Write out every record exactly as it appears. Skip the pictures.
═══ SOURCE RECORDS ═══
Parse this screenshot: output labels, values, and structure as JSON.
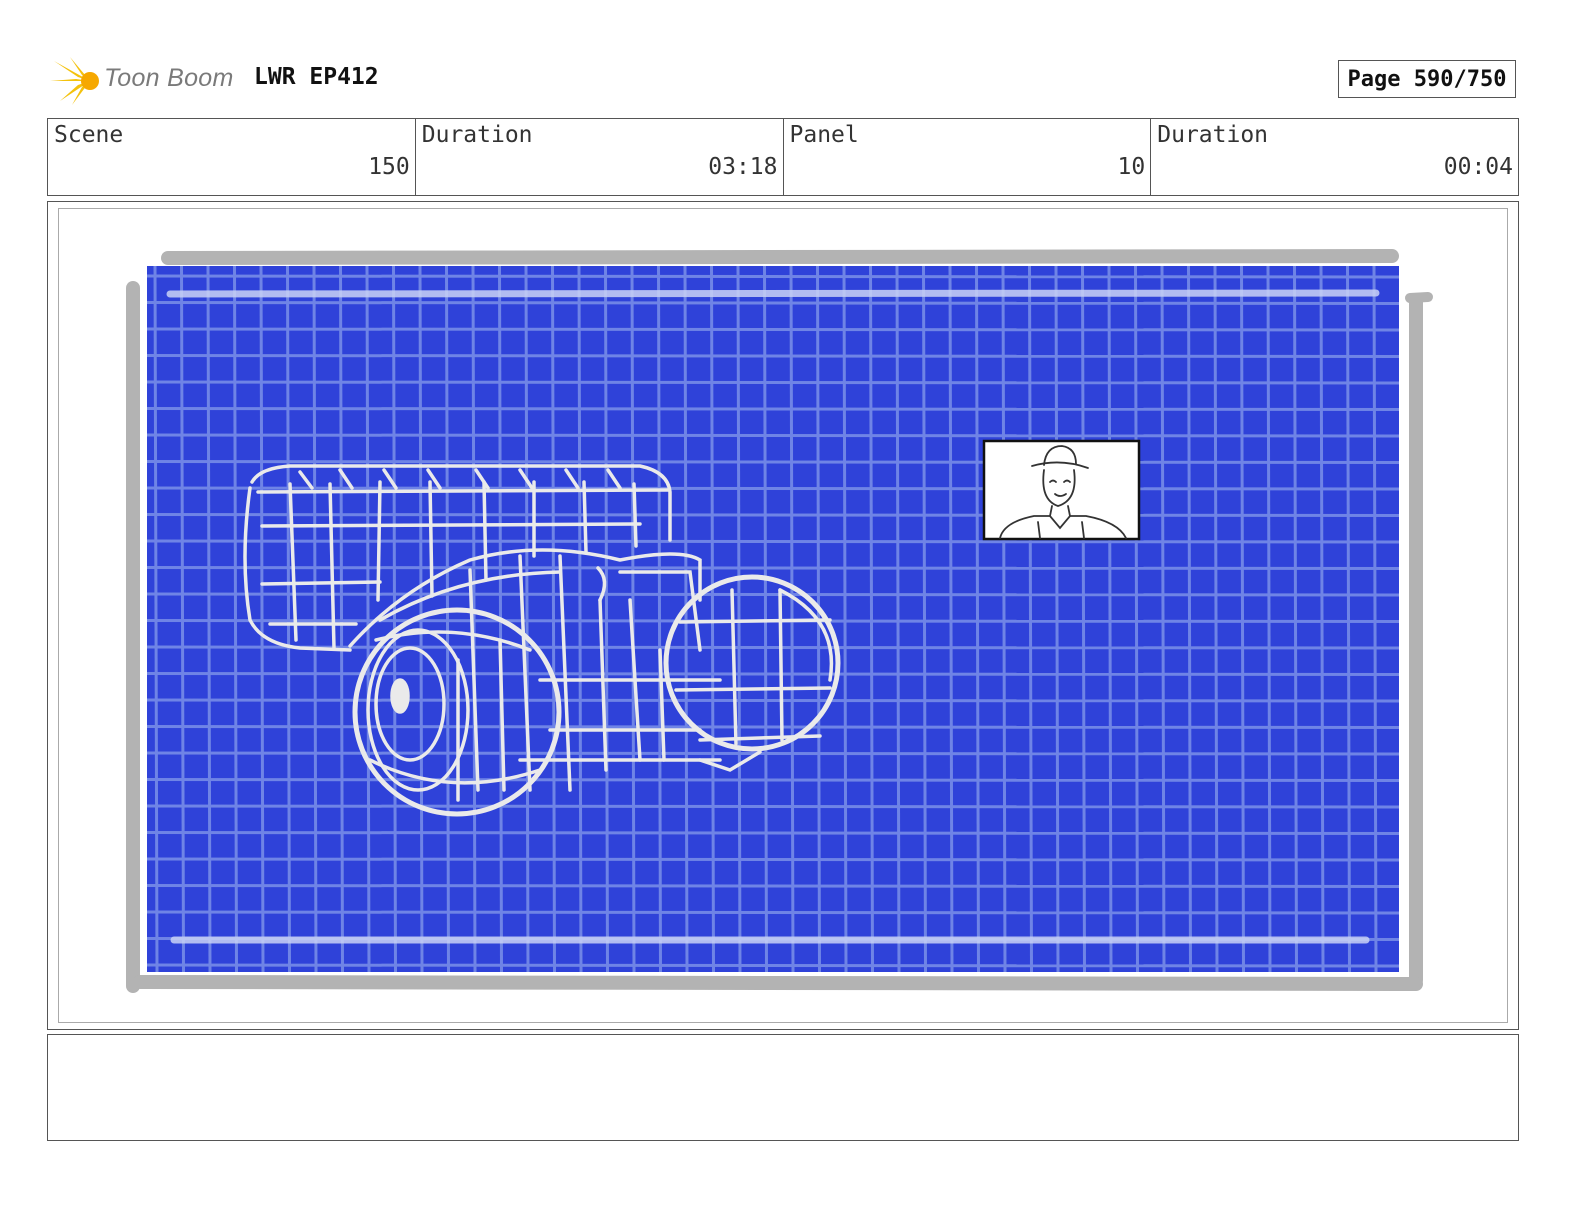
{
  "header": {
    "logo_text": "Toon Boom",
    "title": "LWR EP412",
    "page": "Page 590/750"
  },
  "info": [
    {
      "label": "Scene",
      "value": "150"
    },
    {
      "label": "Duration",
      "value": "03:18"
    },
    {
      "label": "Panel",
      "value": "10"
    },
    {
      "label": "Duration",
      "value": "00:04"
    }
  ],
  "panel": {
    "screen_color": "#2f42d9",
    "grid_color": "#6f84e6",
    "frame_color": "#b3b3b3",
    "sketch_color": "#eaeaea"
  },
  "caption": {
    "text": ""
  }
}
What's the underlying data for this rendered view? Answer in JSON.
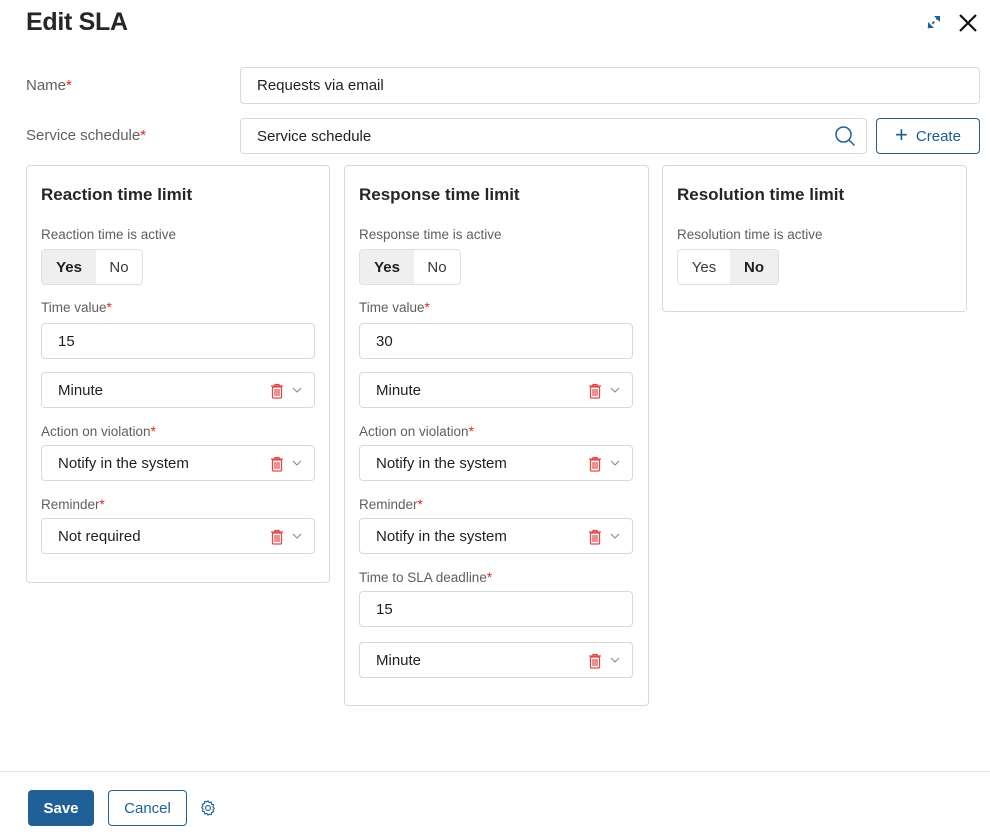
{
  "header": {
    "title": "Edit SLA",
    "expand_icon": "expand-arrows-icon",
    "close_icon": "close-icon"
  },
  "form": {
    "name": {
      "label": "Name",
      "required_mark": "*",
      "value": "Requests via email"
    },
    "service_schedule": {
      "label": "Service schedule",
      "required_mark": "*",
      "value": "Service schedule",
      "icon": "search-icon"
    },
    "create_button": {
      "label": "Create",
      "icon": "plus-icon"
    }
  },
  "cards": {
    "reaction": {
      "title": "Reaction time limit",
      "active_label": "Reaction time is active",
      "options": [
        "Yes",
        "No"
      ],
      "active_selected": "Yes",
      "time_value_label": "Time value",
      "time_value": "15",
      "time_unit": "Minute",
      "action_label": "Action on violation",
      "action_value": "Notify in the system",
      "reminder_label": "Reminder",
      "reminder_value": "Not required"
    },
    "response": {
      "title": "Response time limit",
      "active_label": "Response time is active",
      "options": [
        "Yes",
        "No"
      ],
      "active_selected": "Yes",
      "time_value_label": "Time value",
      "time_value": "30",
      "time_unit": "Minute",
      "action_label": "Action on violation",
      "action_value": "Notify in the system",
      "reminder_label": "Reminder",
      "reminder_value": "Notify in the system",
      "deadline_label": "Time to SLA deadline",
      "deadline_value": "15",
      "deadline_unit": "Minute"
    },
    "resolution": {
      "title": "Resolution time limit",
      "active_label": "Resolution time is active",
      "options": [
        "Yes",
        "No"
      ],
      "active_selected": "No"
    }
  },
  "required_mark": "*",
  "footer": {
    "save_label": "Save",
    "cancel_label": "Cancel",
    "settings_icon": "gear-icon"
  },
  "colors": {
    "primary": "#1f6196",
    "required": "#e02424",
    "delete_icon": "#e04848"
  }
}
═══
### FINISHED TASK
Parse this screenshot: output labels, values, and structure as JSON.
{
  "header": {
    "logo_text": "Toon Boom",
    "title": "LWR EP412",
    "page": "Page 590/750"
  },
  "info": [
    {
      "label": "Scene",
      "value": "150"
    },
    {
      "label": "Duration",
      "value": "03:18"
    },
    {
      "label": "Panel",
      "value": "10"
    },
    {
      "label": "Duration",
      "value": "00:04"
    }
  ],
  "panel": {
    "screen_color": "#2f42d9",
    "grid_color": "#6f84e6",
    "frame_color": "#b3b3b3",
    "sketch_color": "#eaeaea"
  },
  "caption": {
    "text": ""
  }
}
What's the underlying data for this rendered view? Answer in JSON.
{
  "header": {
    "title": "Edit SLA",
    "expand_icon": "expand-arrows-icon",
    "close_icon": "close-icon"
  },
  "form": {
    "name": {
      "label": "Name",
      "required_mark": "*",
      "value": "Requests via email"
    },
    "service_schedule": {
      "label": "Service schedule",
      "required_mark": "*",
      "value": "Service schedule",
      "icon": "search-icon"
    },
    "create_button": {
      "label": "Create",
      "icon": "plus-icon"
    }
  },
  "cards": {
    "reaction": {
      "title": "Reaction time limit",
      "active_label": "Reaction time is active",
      "options": [
        "Yes",
        "No"
      ],
      "active_selected": "Yes",
      "time_value_label": "Time value",
      "time_value": "15",
      "time_unit": "Minute",
      "action_label": "Action on violation",
      "action_value": "Notify in the system",
      "reminder_label": "Reminder",
      "reminder_value": "Not required"
    },
    "response": {
      "title": "Response time limit",
      "active_label": "Response time is active",
      "options": [
        "Yes",
        "No"
      ],
      "active_selected": "Yes",
      "time_value_label": "Time value",
      "time_value": "30",
      "time_unit": "Minute",
      "action_label": "Action on violation",
      "action_value": "Notify in the system",
      "reminder_label": "Reminder",
      "reminder_value": "Notify in the system",
      "deadline_label": "Time to SLA deadline",
      "deadline_value": "15",
      "deadline_unit": "Minute"
    },
    "resolution": {
      "title": "Resolution time limit",
      "active_label": "Resolution time is active",
      "options": [
        "Yes",
        "No"
      ],
      "active_selected": "No"
    }
  },
  "required_mark": "*",
  "footer": {
    "save_label": "Save",
    "cancel_label": "Cancel",
    "settings_icon": "gear-icon"
  },
  "colors": {
    "primary": "#1f6196",
    "required": "#e02424",
    "delete_icon": "#e04848"
  }
}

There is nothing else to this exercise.